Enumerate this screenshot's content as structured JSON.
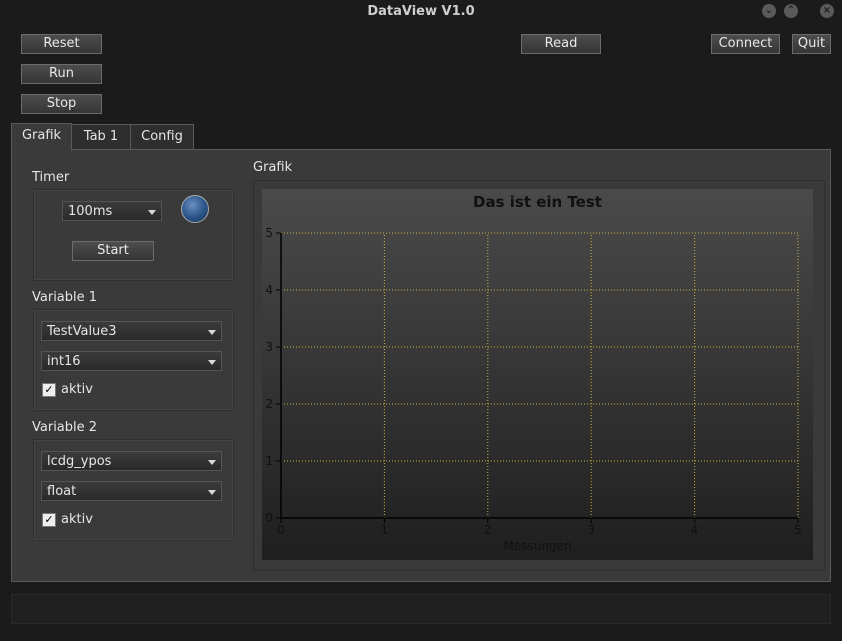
{
  "window": {
    "title": "DataView V1.0",
    "minimize_glyph": "⌄",
    "maximize_glyph": "⌃",
    "close_glyph": "×"
  },
  "toolbar": {
    "reset": "Reset",
    "run": "Run",
    "stop": "Stop",
    "read": "Read",
    "connect": "Connect",
    "quit": "Quit"
  },
  "tabs": [
    {
      "label": "Grafik"
    },
    {
      "label": "Tab 1"
    },
    {
      "label": "Config"
    }
  ],
  "timer": {
    "label": "Timer",
    "interval": "100ms",
    "start": "Start"
  },
  "variable1": {
    "label": "Variable 1",
    "name": "TestValue3",
    "type": "int16",
    "active_label": "aktiv",
    "active": true,
    "check_glyph": "✓"
  },
  "variable2": {
    "label": "Variable 2",
    "name": "lcdg_ypos",
    "type": "float",
    "active_label": "aktiv",
    "active": true,
    "check_glyph": "✓"
  },
  "grafik": {
    "label": "Grafik"
  },
  "colors": {
    "led": "#2a5488",
    "grid": "#c8b23c",
    "plot_bg_top": "#4a4a4a",
    "plot_bg_bottom": "#1f1f1f"
  },
  "chart_data": {
    "type": "line",
    "title": "Das ist ein Test",
    "xlabel": "Messungen",
    "ylabel": "",
    "xlim": [
      0,
      5
    ],
    "ylim": [
      0,
      5
    ],
    "x_ticks": [
      "0",
      "1",
      "2",
      "3",
      "4",
      "5"
    ],
    "y_ticks": [
      "0",
      "1",
      "2",
      "3",
      "4",
      "5"
    ],
    "grid": true,
    "series": []
  }
}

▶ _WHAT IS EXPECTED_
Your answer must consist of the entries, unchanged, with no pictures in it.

▶ _ANSWER TO THIS PROBLEM_
Enumerate this screenshot's content as structured JSON.
{
  "window": {
    "title": "DataView V1.0",
    "minimize_glyph": "⌄",
    "maximize_glyph": "⌃",
    "close_glyph": "×"
  },
  "toolbar": {
    "reset": "Reset",
    "run": "Run",
    "stop": "Stop",
    "read": "Read",
    "connect": "Connect",
    "quit": "Quit"
  },
  "tabs": [
    {
      "label": "Grafik"
    },
    {
      "label": "Tab 1"
    },
    {
      "label": "Config"
    }
  ],
  "timer": {
    "label": "Timer",
    "interval": "100ms",
    "start": "Start"
  },
  "variable1": {
    "label": "Variable 1",
    "name": "TestValue3",
    "type": "int16",
    "active_label": "aktiv",
    "active": true,
    "check_glyph": "✓"
  },
  "variable2": {
    "label": "Variable 2",
    "name": "lcdg_ypos",
    "type": "float",
    "active_label": "aktiv",
    "active": true,
    "check_glyph": "✓"
  },
  "grafik": {
    "label": "Grafik"
  },
  "colors": {
    "led": "#2a5488",
    "grid": "#c8b23c",
    "plot_bg_top": "#4a4a4a",
    "plot_bg_bottom": "#1f1f1f"
  },
  "chart_data": {
    "type": "line",
    "title": "Das ist ein Test",
    "xlabel": "Messungen",
    "ylabel": "",
    "xlim": [
      0,
      5
    ],
    "ylim": [
      0,
      5
    ],
    "x_ticks": [
      "0",
      "1",
      "2",
      "3",
      "4",
      "5"
    ],
    "y_ticks": [
      "0",
      "1",
      "2",
      "3",
      "4",
      "5"
    ],
    "grid": true,
    "series": []
  }
}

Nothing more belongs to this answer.